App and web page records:
□ □ □ □

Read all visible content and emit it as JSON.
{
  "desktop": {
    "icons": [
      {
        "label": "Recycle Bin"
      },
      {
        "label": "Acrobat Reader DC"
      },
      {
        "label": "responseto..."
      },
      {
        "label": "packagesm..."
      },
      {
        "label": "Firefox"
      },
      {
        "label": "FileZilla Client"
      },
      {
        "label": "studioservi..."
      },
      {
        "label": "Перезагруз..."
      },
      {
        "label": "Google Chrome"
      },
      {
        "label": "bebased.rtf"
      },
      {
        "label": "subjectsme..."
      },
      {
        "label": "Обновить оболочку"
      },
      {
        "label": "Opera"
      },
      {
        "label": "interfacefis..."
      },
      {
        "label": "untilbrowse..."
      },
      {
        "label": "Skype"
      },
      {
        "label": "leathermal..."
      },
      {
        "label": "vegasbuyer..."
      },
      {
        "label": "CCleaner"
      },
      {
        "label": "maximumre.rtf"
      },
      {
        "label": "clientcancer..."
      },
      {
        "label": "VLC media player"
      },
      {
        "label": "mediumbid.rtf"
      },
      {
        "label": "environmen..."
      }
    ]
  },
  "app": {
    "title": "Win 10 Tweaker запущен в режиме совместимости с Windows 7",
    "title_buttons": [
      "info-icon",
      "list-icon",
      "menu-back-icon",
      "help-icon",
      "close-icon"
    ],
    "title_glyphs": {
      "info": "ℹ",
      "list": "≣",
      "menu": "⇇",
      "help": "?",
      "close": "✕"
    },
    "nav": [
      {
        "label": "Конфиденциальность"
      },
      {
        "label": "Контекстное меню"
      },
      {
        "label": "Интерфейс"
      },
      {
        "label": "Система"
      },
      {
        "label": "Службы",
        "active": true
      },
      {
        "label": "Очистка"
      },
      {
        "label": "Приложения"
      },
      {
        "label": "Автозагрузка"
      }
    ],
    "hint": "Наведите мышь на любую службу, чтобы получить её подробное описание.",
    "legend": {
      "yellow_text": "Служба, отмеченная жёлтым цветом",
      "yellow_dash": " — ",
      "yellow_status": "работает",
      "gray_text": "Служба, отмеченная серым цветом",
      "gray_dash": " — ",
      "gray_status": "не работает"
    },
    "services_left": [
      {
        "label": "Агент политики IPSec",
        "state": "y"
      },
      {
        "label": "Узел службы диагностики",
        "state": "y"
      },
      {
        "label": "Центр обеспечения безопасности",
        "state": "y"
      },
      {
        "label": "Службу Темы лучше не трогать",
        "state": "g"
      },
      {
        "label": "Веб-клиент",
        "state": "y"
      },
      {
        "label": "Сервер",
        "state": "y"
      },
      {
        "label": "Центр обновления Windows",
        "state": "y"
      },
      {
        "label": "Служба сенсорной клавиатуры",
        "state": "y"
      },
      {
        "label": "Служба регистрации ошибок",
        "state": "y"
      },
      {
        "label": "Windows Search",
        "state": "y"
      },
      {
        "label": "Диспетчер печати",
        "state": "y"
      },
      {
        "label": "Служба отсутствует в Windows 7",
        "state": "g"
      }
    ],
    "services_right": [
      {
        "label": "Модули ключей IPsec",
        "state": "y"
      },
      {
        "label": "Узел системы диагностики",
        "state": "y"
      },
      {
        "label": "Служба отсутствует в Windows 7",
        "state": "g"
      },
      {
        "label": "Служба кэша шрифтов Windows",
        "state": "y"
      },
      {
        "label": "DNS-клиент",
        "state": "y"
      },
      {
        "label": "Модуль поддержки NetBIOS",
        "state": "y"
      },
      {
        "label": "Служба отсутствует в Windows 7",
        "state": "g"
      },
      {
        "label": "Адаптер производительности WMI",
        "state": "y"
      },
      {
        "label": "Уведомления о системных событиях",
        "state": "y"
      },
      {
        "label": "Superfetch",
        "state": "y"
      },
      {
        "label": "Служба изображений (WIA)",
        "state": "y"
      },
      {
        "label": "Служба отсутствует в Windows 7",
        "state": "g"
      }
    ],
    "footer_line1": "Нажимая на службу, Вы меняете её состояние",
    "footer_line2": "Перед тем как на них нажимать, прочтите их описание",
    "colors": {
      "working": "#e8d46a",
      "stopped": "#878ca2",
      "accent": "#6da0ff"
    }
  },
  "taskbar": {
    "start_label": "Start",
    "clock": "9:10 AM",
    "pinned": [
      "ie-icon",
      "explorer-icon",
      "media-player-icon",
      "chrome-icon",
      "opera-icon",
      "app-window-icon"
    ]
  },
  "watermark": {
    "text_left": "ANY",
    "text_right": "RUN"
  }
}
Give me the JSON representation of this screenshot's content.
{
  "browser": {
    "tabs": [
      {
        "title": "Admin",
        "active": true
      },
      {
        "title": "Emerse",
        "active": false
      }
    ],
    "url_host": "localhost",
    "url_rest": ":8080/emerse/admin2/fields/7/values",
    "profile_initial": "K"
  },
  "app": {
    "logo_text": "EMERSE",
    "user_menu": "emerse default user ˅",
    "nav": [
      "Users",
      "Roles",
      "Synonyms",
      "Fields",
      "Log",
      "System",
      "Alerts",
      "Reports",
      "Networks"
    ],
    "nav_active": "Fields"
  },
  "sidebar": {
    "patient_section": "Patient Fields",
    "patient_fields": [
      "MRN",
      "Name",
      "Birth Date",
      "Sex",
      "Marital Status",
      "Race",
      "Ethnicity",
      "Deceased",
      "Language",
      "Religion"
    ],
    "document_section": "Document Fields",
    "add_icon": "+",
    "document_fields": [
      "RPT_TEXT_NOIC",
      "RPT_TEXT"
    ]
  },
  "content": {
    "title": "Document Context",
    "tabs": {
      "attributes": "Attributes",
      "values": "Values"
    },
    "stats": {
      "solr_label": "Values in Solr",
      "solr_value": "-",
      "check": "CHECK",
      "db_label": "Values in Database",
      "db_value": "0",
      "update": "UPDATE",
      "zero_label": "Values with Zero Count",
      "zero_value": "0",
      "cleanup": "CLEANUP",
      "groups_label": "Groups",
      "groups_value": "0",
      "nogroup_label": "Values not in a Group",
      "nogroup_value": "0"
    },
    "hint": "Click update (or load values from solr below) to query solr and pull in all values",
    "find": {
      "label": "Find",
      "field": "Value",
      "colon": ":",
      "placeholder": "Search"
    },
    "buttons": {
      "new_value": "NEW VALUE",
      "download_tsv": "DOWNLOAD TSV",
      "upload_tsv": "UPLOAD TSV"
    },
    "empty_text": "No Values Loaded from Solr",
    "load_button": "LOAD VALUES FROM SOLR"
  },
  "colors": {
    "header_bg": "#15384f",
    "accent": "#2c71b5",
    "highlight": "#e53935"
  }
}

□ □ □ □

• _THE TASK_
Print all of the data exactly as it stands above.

• _YOUR SOLUTION_
Read all visible content and emit it as JSON.
{
  "desktop": {
    "icons": [
      {
        "label": "Recycle Bin"
      },
      {
        "label": "Acrobat Reader DC"
      },
      {
        "label": "responseto..."
      },
      {
        "label": "packagesm..."
      },
      {
        "label": "Firefox"
      },
      {
        "label": "FileZilla Client"
      },
      {
        "label": "studioservi..."
      },
      {
        "label": "Перезагруз..."
      },
      {
        "label": "Google Chrome"
      },
      {
        "label": "bebased.rtf"
      },
      {
        "label": "subjectsme..."
      },
      {
        "label": "Обновить оболочку"
      },
      {
        "label": "Opera"
      },
      {
        "label": "interfacefis..."
      },
      {
        "label": "untilbrowse..."
      },
      {
        "label": "Skype"
      },
      {
        "label": "leathermal..."
      },
      {
        "label": "vegasbuyer..."
      },
      {
        "label": "CCleaner"
      },
      {
        "label": "maximumre.rtf"
      },
      {
        "label": "clientcancer..."
      },
      {
        "label": "VLC media player"
      },
      {
        "label": "mediumbid.rtf"
      },
      {
        "label": "environmen..."
      }
    ]
  },
  "app": {
    "title": "Win 10 Tweaker запущен в режиме совместимости с Windows 7",
    "title_buttons": [
      "info-icon",
      "list-icon",
      "menu-back-icon",
      "help-icon",
      "close-icon"
    ],
    "title_glyphs": {
      "info": "ℹ",
      "list": "≣",
      "menu": "⇇",
      "help": "?",
      "close": "✕"
    },
    "nav": [
      {
        "label": "Конфиденциальность"
      },
      {
        "label": "Контекстное меню"
      },
      {
        "label": "Интерфейс"
      },
      {
        "label": "Система"
      },
      {
        "label": "Службы",
        "active": true
      },
      {
        "label": "Очистка"
      },
      {
        "label": "Приложения"
      },
      {
        "label": "Автозагрузка"
      }
    ],
    "hint": "Наведите мышь на любую службу, чтобы получить её подробное описание.",
    "legend": {
      "yellow_text": "Служба, отмеченная жёлтым цветом",
      "yellow_dash": " — ",
      "yellow_status": "работает",
      "gray_text": "Служба, отмеченная серым цветом",
      "gray_dash": " — ",
      "gray_status": "не работает"
    },
    "services_left": [
      {
        "label": "Агент политики IPSec",
        "state": "y"
      },
      {
        "label": "Узел службы диагностики",
        "state": "y"
      },
      {
        "label": "Центр обеспечения безопасности",
        "state": "y"
      },
      {
        "label": "Службу Темы лучше не трогать",
        "state": "g"
      },
      {
        "label": "Веб-клиент",
        "state": "y"
      },
      {
        "label": "Сервер",
        "state": "y"
      },
      {
        "label": "Центр обновления Windows",
        "state": "y"
      },
      {
        "label": "Служба сенсорной клавиатуры",
        "state": "y"
      },
      {
        "label": "Служба регистрации ошибок",
        "state": "y"
      },
      {
        "label": "Windows Search",
        "state": "y"
      },
      {
        "label": "Диспетчер печати",
        "state": "y"
      },
      {
        "label": "Служба отсутствует в Windows 7",
        "state": "g"
      }
    ],
    "services_right": [
      {
        "label": "Модули ключей IPsec",
        "state": "y"
      },
      {
        "label": "Узел системы диагностики",
        "state": "y"
      },
      {
        "label": "Служба отсутствует в Windows 7",
        "state": "g"
      },
      {
        "label": "Служба кэша шрифтов Windows",
        "state": "y"
      },
      {
        "label": "DNS-клиент",
        "state": "y"
      },
      {
        "label": "Модуль поддержки NetBIOS",
        "state": "y"
      },
      {
        "label": "Служба отсутствует в Windows 7",
        "state": "g"
      },
      {
        "label": "Адаптер производительности WMI",
        "state": "y"
      },
      {
        "label": "Уведомления о системных событиях",
        "state": "y"
      },
      {
        "label": "Superfetch",
        "state": "y"
      },
      {
        "label": "Служба изображений (WIA)",
        "state": "y"
      },
      {
        "label": "Служба отсутствует в Windows 7",
        "state": "g"
      }
    ],
    "footer_line1": "Нажимая на службу, Вы меняете её состояние",
    "footer_line2": "Перед тем как на них нажимать, прочтите их описание",
    "colors": {
      "working": "#e8d46a",
      "stopped": "#878ca2",
      "accent": "#6da0ff"
    }
  },
  "taskbar": {
    "start_label": "Start",
    "clock": "9:10 AM",
    "pinned": [
      "ie-icon",
      "explorer-icon",
      "media-player-icon",
      "chrome-icon",
      "opera-icon",
      "app-window-icon"
    ]
  },
  "watermark": {
    "text_left": "ANY",
    "text_right": "RUN"
  }
}
Give me the JSON representation of this screenshot's content.
{
  "browser": {
    "tabs": [
      {
        "title": "Admin",
        "active": true
      },
      {
        "title": "Emerse",
        "active": false
      }
    ],
    "url_host": "localhost",
    "url_rest": ":8080/emerse/admin2/fields/7/values",
    "profile_initial": "K"
  },
  "app": {
    "logo_text": "EMERSE",
    "user_menu": "emerse default user ˅",
    "nav": [
      "Users",
      "Roles",
      "Synonyms",
      "Fields",
      "Log",
      "System",
      "Alerts",
      "Reports",
      "Networks"
    ],
    "nav_active": "Fields"
  },
  "sidebar": {
    "patient_section": "Patient Fields",
    "patient_fields": [
      "MRN",
      "Name",
      "Birth Date",
      "Sex",
      "Marital Status",
      "Race",
      "Ethnicity",
      "Deceased",
      "Language",
      "Religion"
    ],
    "document_section": "Document Fields",
    "add_icon": "+",
    "document_fields": [
      "RPT_TEXT_NOIC",
      "RPT_TEXT"
    ]
  },
  "content": {
    "title": "Document Context",
    "tabs": {
      "attributes": "Attributes",
      "values": "Values"
    },
    "stats": {
      "solr_label": "Values in Solr",
      "solr_value": "-",
      "check": "CHECK",
      "db_label": "Values in Database",
      "db_value": "0",
      "update": "UPDATE",
      "zero_label": "Values with Zero Count",
      "zero_value": "0",
      "cleanup": "CLEANUP",
      "groups_label": "Groups",
      "groups_value": "0",
      "nogroup_label": "Values not in a Group",
      "nogroup_value": "0"
    },
    "hint": "Click update (or load values from solr below) to query solr and pull in all values",
    "find": {
      "label": "Find",
      "field": "Value",
      "colon": ":",
      "placeholder": "Search"
    },
    "buttons": {
      "new_value": "NEW VALUE",
      "download_tsv": "DOWNLOAD TSV",
      "upload_tsv": "UPLOAD TSV"
    },
    "empty_text": "No Values Loaded from Solr",
    "load_button": "LOAD VALUES FROM SOLR"
  },
  "colors": {
    "header_bg": "#15384f",
    "accent": "#2c71b5",
    "highlight": "#e53935"
  }
}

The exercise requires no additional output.